South Australia was plunged into darkness in September when a freak storm destroyed transmission lines and a key connection to Victoria “tripped” off due to automatic safety procedures.
Energy Minister Josh Frydenberg kicked off a political storm by appearing to lay some of the blame on the state’s reliance on renewable energy.
A final report from the Australian Energy Market Operator concluded reliance on “non-synchronous” forms of energy did, generally speaking, make SA more vulnerable in a crisis, and said the industry needed to “build resilience to extreme events”.
Praising the “extraordinary collaboration” between Tesla and Neoen on Friday, Mr Weatherill said the battery would “completely transform the way in which renewable energy is stored and also stabilise the South Australian network”.
The costs of stabilisation have been a primary contributor to sky-high power bills in the state. Mr Joshi said the mega-battery should “hypothetically” ease pressure on prices “but it will be quite interesting to see what happens”.
Neoen executive Romain Desrousseaux said the project would demonstrate “large-scale battery storage is both possible and now commercially viable” and that renewable energy can provide “dependable, distributable power”.
Mr Musk, appearing mindful of critiques about the physical attractiveness of renewable energy projects in Australia, said he would also endeavour to make the battery farm “look good” as a “tourist destination for some period of time”.
“Australia rocks!” he tweeted later.
Tesla’s powerpack – what we know
How many houses will it power, and for how long?
Tesla says its project will provide enough power for more than 30,000 homes – the same amount that lost power during a state-wide blackout in September 2016. The battery is designed to run at full power for about one hour and twenty minutes.
How much will it cost?
Costs were not detailed on Friday. Tesla founder Elon Musk has previously quoted US$250 ($AU330) per kilowatt-hour “at the pack level” for 100-megawatt-hour-plus systems.
The proposed system would contain 129,000 kilowatt-hours of capacity, meaning the project’s cost would start at around $42 million.
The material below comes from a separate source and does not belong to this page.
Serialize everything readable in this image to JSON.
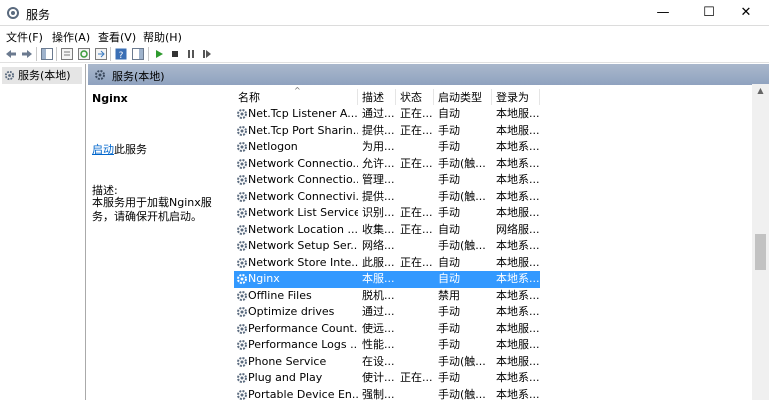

The head of Tesla’s battery division has quoted a cost of about $65 million in the past. Other experts say a system of that size is likely to cost somewhere between $60 and $120 million.
How much will it store?
It’s the world’s largest battery. Tesla says it will store 100 megawatts of charge. The powerpack will be charged using energy generated by the Hornsdale Wind Farm, before pumping the electricity back into the grid during peak hours.
Dr Roger Dargaville, Monash University senior lecturer in renewable energy, said the battery would be able to supply about 1/15th of South Australia’s peak energy need for one hour and 20 minutes.
How long will it take to build?
The battery is due for completion in December according to Tesla. Elon Musk famously promised to build the battery within 100 days of signing contracts “or it is free”.
How will it affect energy prices?
Unclear at this stage, but South Australian Premier Jay Weatherill said it would “put downward pressure on prices here”.
Dr Dargaville believes the system may in fact increase energy bills if it is privately owned, because whoever owned it would need to find a way to make money on their investment. The battery station would be unlikely to generate significant profit by itself, he said.
“It’s not designed to save consumers money on their bills – it’s designed to help keep the lights on during a 45-degree day in Adelaide.”
How big will it be?
About 620 of Tesla’s Powerpacks will be used to build the battery
How long will it take to build?
100 days from the signing of contracts “or it is free”, says Elon Musk
With Liam Mannix